Reflecting on reflective computing.
Thu, 22 Oct 1998 20:24:25 -0700 (PDT)
On Thu, 22 Oct 1998, Christopher Barry wrote:
> But the Tunes documentation (my apologies
> if it's insanely out of date, but this is isn't indicated) indicates you
> guys don't have any Clue of the nitty gritty of the system, and not much
> of a Clue about how many fundamental aspects can even roughly be
> realistically implemented.
Yes, it is quite outdated.
I'm still unsure whether to try to document the current concept or to work
on developing the system and have the work document itself. I'm leaning
toward resuming development but continuing to jot down notes and converse
on the list.
For reuse, I probably meant OO.
Debugging can reduced drastically by program proofs during programming.

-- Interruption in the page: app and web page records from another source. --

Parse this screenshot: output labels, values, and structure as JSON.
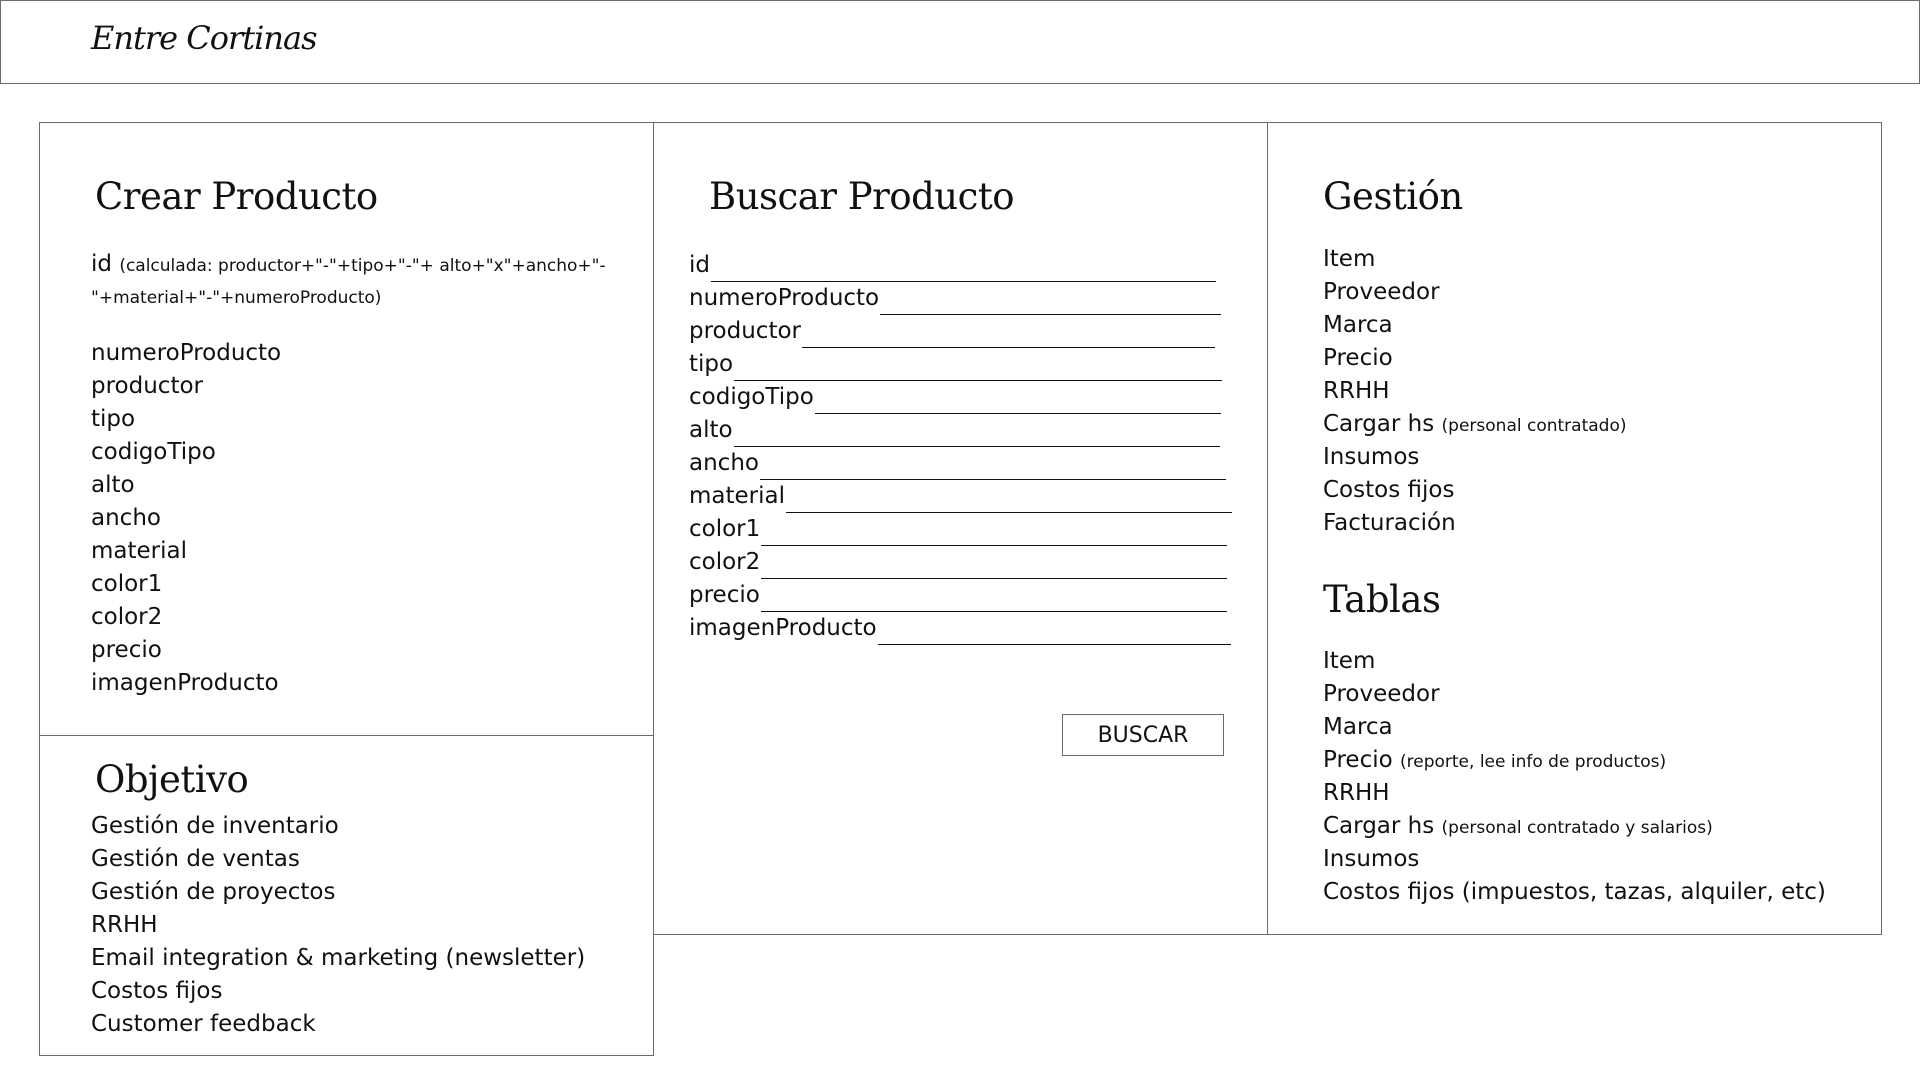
{
  "header": {
    "logo_text": "Entre Cortinas"
  },
  "crear": {
    "title": "Crear Producto",
    "id_label": "id",
    "id_note": "(calculada: productor+\"-\"+tipo+\"-\"+ alto+\"x\"+ancho+\"-\"+material+\"-\"+numeroProducto)",
    "fields": [
      "numeroProducto",
      "productor",
      "tipo",
      "codigoTipo",
      "alto",
      "ancho",
      "material",
      "color1",
      "color2",
      "precio",
      "imagenProducto"
    ]
  },
  "buscar": {
    "title": "Buscar Producto",
    "fields": [
      "id",
      "numeroProducto",
      "productor",
      "tipo",
      "codigoTipo",
      "alto",
      "ancho",
      "material",
      "color1",
      "color2",
      "precio",
      "imagenProducto"
    ],
    "button_label": "BUSCAR"
  },
  "gestion": {
    "title": "Gestión",
    "items": [
      {
        "label": "Item",
        "note": ""
      },
      {
        "label": "Proveedor",
        "note": ""
      },
      {
        "label": "Marca",
        "note": ""
      },
      {
        "label": "Precio",
        "note": ""
      },
      {
        "label": "RRHH",
        "note": ""
      },
      {
        "label": "Cargar hs",
        "note": "(personal contratado)"
      },
      {
        "label": "Insumos",
        "note": ""
      },
      {
        "label": "Costos fijos",
        "note": ""
      },
      {
        "label": "Facturación",
        "note": ""
      }
    ]
  },
  "tablas": {
    "title": "Tablas",
    "items": [
      {
        "label": "Item",
        "note": ""
      },
      {
        "label": "Proveedor",
        "note": ""
      },
      {
        "label": "Marca",
        "note": ""
      },
      {
        "label": "Precio",
        "note": "(reporte, lee info de productos)"
      },
      {
        "label": "RRHH",
        "note": ""
      },
      {
        "label": "Cargar hs",
        "note": "(personal contratado y salarios)"
      },
      {
        "label": "Insumos",
        "note": ""
      },
      {
        "label": "Costos fijos (impuestos, tazas, alquiler, etc)",
        "note": ""
      }
    ]
  },
  "objetivo": {
    "title": "Objetivo",
    "items": [
      "Gestión de inventario",
      "Gestión de ventas",
      "Gestión de proyectos",
      "RRHH",
      "Email integration & marketing (newsletter)",
      "Costos fijos",
      "Customer feedback"
    ]
  }
}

As for AI: We'll see.
However, I don't think AI is necessary to free people from linear thinking
in programming: Use parallel languages. And the OS should adapt to
hardware limitations, and not provide any static requirements for
applications so that no software limitations are induced.
UIs: It's good that you can accept a UI. But what if you want to redesign
the UI itself, not just configure its behavior? If you tried to do so in
current systems, you would have to rewrite all applications to work on the
new UI. TUNES makes the assumption that each user wants to customize his
or her UI (and any other part of the system) in subtle ways, any of which
might cause an incompatibility in today's layered systems.
The Hurd is an incremental step in design. TUNES is, as you probably can
tell, a huge leap straight up. It's probably good not to try to compare
them any further.
> > * Spent waiting on the computer to do something while it ignored input.
> Not an issue unless I open 30 Netscape Windows and the mouse pointer
> freezes during heavy swapping, but it's for 2 seconds tops, and never
> happens unless I try to make it happen anyways. I think modern
> multitasking environments with windowing systems address this pretty
> good. And I don't see how a Tunes system can allow the user to be doing
> something useful at any given time that is more useful than how current
> multitasking systems let you do something useful at any given time, but
> examples would help.
Text-based multitasking control without emulating multiple terminals (I'm
not sure of any details here).
Non-window-based graphical interface models (no specific ideas in mind).
> > * Went toward figuring out how to optimize special cases to get decent
> > performance.
> This seems kind of unavoidable, unless I misunderstand the sense of what
> you mean.
I was sort of unclear. I meant when you actually redesign your entire
program to get an efficiency boost. Code that is efficient for the
machine is not always maintainable. AOP (aspects), or the more general
orthogonalization of specification and implementation, solve this.
> Do you mean optimizing in the sense of say special hardware cases
> (presence of MMX unit or deep pipeline), or software, like case N=13 for
> an algorithm or system=SysV? Or perhaps both? In any case if the system
> you guys are making has the intelligence to automatically optimizes
> programs and algorithms for all relevant special cases that the
> programmer would be interested in automatically, well, good luck.
Both hardware and software.. but there's no magic to optimizing. Allow
automatic optimizations where they work, but allow users/developers to
specify information necessary at any level to provide the structure they
David Manifold <email@example.com>